We’ve been taking lessons 3-5 times a month now for the past few months. We cover many styles of dance including rumba, cha cha, tango, waltz, swing, and more. I’m happy to say it has been fun and also a great way for us to spend 1 on 1 time together without other interruptions.

TikTok videos

As I mentioned in my Weekly Tips and Experimenting with New Mediums and In Search of Creativity posts, I started sharing short #PSAforTheDay tips and tricks. First it was Twitter posts with static images, then animated GIFs, and finally short form videos on TikTok. This was primarily a creativity outlet but also enabled me to learn new technology and processes (ex. creating GIFs, editing videos efficiently, adding subtitles to video, etc.)

The key through it all though was I was curious to learn and driven to share. I’ve always enjoyed the quote:

“Knowledge learned that is not shared is knowledge lost.”

This felt like a great way to ensure that knowledge I’ve picked up over many years (and still learning) is not lost.

PSAforTheDay posts on Twitter
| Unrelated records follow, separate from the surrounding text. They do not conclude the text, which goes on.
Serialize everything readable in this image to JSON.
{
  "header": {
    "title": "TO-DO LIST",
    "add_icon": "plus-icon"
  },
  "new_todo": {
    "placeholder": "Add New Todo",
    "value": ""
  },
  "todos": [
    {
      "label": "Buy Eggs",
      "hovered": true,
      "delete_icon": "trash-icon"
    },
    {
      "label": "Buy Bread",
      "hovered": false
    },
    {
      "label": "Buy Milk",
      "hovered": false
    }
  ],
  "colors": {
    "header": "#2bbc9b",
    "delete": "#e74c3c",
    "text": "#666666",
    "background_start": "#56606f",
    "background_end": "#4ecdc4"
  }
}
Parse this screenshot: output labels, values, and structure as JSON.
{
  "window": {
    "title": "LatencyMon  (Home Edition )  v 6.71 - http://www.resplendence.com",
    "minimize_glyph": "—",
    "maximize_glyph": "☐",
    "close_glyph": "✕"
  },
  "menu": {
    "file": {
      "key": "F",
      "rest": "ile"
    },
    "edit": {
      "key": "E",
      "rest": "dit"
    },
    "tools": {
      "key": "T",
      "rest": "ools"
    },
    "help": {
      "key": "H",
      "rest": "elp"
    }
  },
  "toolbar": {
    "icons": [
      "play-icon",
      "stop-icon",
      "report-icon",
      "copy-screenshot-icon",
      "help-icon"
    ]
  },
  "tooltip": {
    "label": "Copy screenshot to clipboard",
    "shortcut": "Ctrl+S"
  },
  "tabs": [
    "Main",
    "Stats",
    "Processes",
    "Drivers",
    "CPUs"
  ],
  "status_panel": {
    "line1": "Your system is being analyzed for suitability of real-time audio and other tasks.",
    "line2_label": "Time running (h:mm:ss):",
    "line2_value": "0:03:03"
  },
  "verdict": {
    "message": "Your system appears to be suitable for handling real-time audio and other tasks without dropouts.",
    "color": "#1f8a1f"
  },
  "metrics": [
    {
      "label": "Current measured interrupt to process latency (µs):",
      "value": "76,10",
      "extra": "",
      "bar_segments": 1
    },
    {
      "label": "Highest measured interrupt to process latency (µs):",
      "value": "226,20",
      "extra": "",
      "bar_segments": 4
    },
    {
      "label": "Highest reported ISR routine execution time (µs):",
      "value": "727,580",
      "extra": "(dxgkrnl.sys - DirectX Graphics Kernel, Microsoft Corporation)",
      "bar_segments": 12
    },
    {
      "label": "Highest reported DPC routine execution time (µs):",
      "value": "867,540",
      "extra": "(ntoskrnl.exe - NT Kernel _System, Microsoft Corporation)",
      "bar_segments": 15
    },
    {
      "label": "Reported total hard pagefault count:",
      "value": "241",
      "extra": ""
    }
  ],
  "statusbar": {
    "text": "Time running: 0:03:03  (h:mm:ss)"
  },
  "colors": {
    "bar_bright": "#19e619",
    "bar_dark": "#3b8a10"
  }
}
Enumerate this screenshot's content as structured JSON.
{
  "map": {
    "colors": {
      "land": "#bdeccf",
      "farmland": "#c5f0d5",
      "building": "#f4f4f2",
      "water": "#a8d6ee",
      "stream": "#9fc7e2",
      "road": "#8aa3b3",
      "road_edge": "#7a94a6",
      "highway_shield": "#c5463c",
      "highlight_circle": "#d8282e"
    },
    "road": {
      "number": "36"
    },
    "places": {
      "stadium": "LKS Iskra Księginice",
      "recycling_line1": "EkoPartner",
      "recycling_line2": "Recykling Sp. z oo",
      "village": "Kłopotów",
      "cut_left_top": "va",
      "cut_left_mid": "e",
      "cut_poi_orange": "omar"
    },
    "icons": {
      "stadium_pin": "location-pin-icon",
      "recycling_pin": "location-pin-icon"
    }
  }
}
BrianTJackett videos on TikTok

Looking ahead

I have a few high-level goals for 2022. I like to document them publicly to help hold me accountable throughout the year.

  • Read 6 books (started book 1 this week already)
  • Walk 5 miles per week (treadmill delivering this week)
  • Compete in a dance competition (signed up for March)

Conclusion

How about you? How was your 2021? I hope it was a good and fruitful year and that you can appreciate the positive parts. Now that we’re a few days into 2022 I challenge you to reflect on your past year and set SMART goals for the year ahead.

-Frog Out

Sources

Header Image by bertvthul from Pixabay: link